Exercise goal:
Each line below must be printed again exactly.
◇ ◇ ◇
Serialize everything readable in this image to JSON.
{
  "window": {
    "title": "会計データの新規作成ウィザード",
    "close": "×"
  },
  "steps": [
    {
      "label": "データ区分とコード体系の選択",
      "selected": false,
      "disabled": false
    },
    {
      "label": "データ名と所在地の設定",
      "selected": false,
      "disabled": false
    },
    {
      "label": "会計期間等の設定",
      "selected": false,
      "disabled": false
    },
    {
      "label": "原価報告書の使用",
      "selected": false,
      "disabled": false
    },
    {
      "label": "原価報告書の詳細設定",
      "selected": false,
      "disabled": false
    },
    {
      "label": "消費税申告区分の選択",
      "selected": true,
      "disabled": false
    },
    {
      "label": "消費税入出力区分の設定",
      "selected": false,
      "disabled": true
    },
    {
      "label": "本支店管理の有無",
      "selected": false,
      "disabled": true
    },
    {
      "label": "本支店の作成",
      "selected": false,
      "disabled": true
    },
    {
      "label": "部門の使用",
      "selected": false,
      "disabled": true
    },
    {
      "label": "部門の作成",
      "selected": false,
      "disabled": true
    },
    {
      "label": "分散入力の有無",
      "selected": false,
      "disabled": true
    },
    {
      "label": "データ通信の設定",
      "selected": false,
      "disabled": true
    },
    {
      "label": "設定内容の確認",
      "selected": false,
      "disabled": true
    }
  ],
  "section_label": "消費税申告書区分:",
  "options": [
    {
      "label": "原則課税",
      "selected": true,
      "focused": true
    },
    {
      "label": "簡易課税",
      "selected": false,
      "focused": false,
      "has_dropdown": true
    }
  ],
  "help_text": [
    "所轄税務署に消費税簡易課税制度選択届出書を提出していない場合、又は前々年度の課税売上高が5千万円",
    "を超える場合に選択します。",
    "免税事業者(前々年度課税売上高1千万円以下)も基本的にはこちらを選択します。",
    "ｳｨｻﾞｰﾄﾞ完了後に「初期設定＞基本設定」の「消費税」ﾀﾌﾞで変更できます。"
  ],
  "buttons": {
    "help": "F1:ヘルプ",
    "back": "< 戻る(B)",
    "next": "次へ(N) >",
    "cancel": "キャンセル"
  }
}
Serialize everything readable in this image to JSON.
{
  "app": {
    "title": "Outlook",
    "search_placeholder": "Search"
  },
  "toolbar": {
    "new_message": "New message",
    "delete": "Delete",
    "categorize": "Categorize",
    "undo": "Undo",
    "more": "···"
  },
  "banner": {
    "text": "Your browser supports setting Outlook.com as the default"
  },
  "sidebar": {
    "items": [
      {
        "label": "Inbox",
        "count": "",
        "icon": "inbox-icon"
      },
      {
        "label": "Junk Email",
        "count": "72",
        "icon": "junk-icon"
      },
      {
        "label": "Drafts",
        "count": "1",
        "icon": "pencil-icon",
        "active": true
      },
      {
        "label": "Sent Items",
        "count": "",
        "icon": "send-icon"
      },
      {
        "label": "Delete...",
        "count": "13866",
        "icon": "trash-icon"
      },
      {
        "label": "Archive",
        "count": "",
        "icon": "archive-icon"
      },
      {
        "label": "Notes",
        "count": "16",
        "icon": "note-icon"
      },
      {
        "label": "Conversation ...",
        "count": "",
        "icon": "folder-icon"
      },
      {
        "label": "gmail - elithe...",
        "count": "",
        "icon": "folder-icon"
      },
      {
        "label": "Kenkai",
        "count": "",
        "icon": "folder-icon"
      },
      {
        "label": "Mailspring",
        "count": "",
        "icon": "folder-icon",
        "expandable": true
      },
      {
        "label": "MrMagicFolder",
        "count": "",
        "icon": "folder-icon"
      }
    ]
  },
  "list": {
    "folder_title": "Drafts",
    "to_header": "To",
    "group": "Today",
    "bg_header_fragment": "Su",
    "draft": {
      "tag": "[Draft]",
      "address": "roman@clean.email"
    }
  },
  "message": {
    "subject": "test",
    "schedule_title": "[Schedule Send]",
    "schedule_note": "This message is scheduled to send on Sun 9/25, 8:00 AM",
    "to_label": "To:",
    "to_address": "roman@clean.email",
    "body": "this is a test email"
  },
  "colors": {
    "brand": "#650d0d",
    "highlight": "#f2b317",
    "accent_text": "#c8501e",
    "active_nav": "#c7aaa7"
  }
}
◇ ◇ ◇
Task response:
Serialize everything readable in this image to JSON.
{
  "window": {
    "title": "会計データの新規作成ウィザード",
    "close": "×"
  },
  "steps": [
    {
      "label": "データ区分とコード体系の選択",
      "selected": false,
      "disabled": false
    },
    {
      "label": "データ名と所在地の設定",
      "selected": false,
      "disabled": false
    },
    {
      "label": "会計期間等の設定",
      "selected": false,
      "disabled": false
    },
    {
      "label": "原価報告書の使用",
      "selected": false,
      "disabled": false
    },
    {
      "label": "原価報告書の詳細設定",
      "selected": false,
      "disabled": false
    },
    {
      "label": "消費税申告区分の選択",
      "selected": true,
      "disabled": false
    },
    {
      "label": "消費税入出力区分の設定",
      "selected": false,
      "disabled": true
    },
    {
      "label": "本支店管理の有無",
      "selected": false,
      "disabled": true
    },
    {
      "label": "本支店の作成",
      "selected": false,
      "disabled": true
    },
    {
      "label": "部門の使用",
      "selected": false,
      "disabled": true
    },
    {
      "label": "部門の作成",
      "selected": false,
      "disabled": true
    },
    {
      "label": "分散入力の有無",
      "selected": false,
      "disabled": true
    },
    {
      "label": "データ通信の設定",
      "selected": false,
      "disabled": true
    },
    {
      "label": "設定内容の確認",
      "selected": false,
      "disabled": true
    }
  ],
  "section_label": "消費税申告書区分:",
  "options": [
    {
      "label": "原則課税",
      "selected": true,
      "focused": true
    },
    {
      "label": "簡易課税",
      "selected": false,
      "focused": false,
      "has_dropdown": true
    }
  ],
  "help_text": [
    "所轄税務署に消費税簡易課税制度選択届出書を提出していない場合、又は前々年度の課税売上高が5千万円",
    "を超える場合に選択します。",
    "免税事業者(前々年度課税売上高1千万円以下)も基本的にはこちらを選択します。",
    "ｳｨｻﾞｰﾄﾞ完了後に「初期設定＞基本設定」の「消費税」ﾀﾌﾞで変更できます。"
  ],
  "buttons": {
    "help": "F1:ヘルプ",
    "back": "< 戻る(B)",
    "next": "次へ(N) >",
    "cancel": "キャンセル"
  }
}
Serialize everything readable in this image to JSON.
{
  "app": {
    "title": "Outlook",
    "search_placeholder": "Search"
  },
  "toolbar": {
    "new_message": "New message",
    "delete": "Delete",
    "categorize": "Categorize",
    "undo": "Undo",
    "more": "···"
  },
  "banner": {
    "text": "Your browser supports setting Outlook.com as the default"
  },
  "sidebar": {
    "items": [
      {
        "label": "Inbox",
        "count": "",
        "icon": "inbox-icon"
      },
      {
        "label": "Junk Email",
        "count": "72",
        "icon": "junk-icon"
      },
      {
        "label": "Drafts",
        "count": "1",
        "icon": "pencil-icon",
        "active": true
      },
      {
        "label": "Sent Items",
        "count": "",
        "icon": "send-icon"
      },
      {
        "label": "Delete...",
        "count": "13866",
        "icon": "trash-icon"
      },
      {
        "label": "Archive",
        "count": "",
        "icon": "archive-icon"
      },
      {
        "label": "Notes",
        "count": "16",
        "icon": "note-icon"
      },
      {
        "label": "Conversation ...",
        "count": "",
        "icon": "folder-icon"
      },
      {
        "label": "gmail - elithe...",
        "count": "",
        "icon": "folder-icon"
      },
      {
        "label": "Kenkai",
        "count": "",
        "icon": "folder-icon"
      },
      {
        "label": "Mailspring",
        "count": "",
        "icon": "folder-icon",
        "expandable": true
      },
      {
        "label": "MrMagicFolder",
        "count": "",
        "icon": "folder-icon"
      }
    ]
  },
  "list": {
    "folder_title": "Drafts",
    "to_header": "To",
    "group": "Today",
    "bg_header_fragment": "Su",
    "draft": {
      "tag": "[Draft]",
      "address": "roman@clean.email"
    }
  },
  "message": {
    "subject": "test",
    "schedule_title": "[Schedule Send]",
    "schedule_note": "This message is scheduled to send on Sun 9/25, 8:00 AM",
    "to_label": "To:",
    "to_address": "roman@clean.email",
    "body": "this is a test email"
  },
  "colors": {
    "brand": "#650d0d",
    "highlight": "#f2b317",
    "accent_text": "#c8501e",
    "active_nav": "#c7aaa7"
  }
}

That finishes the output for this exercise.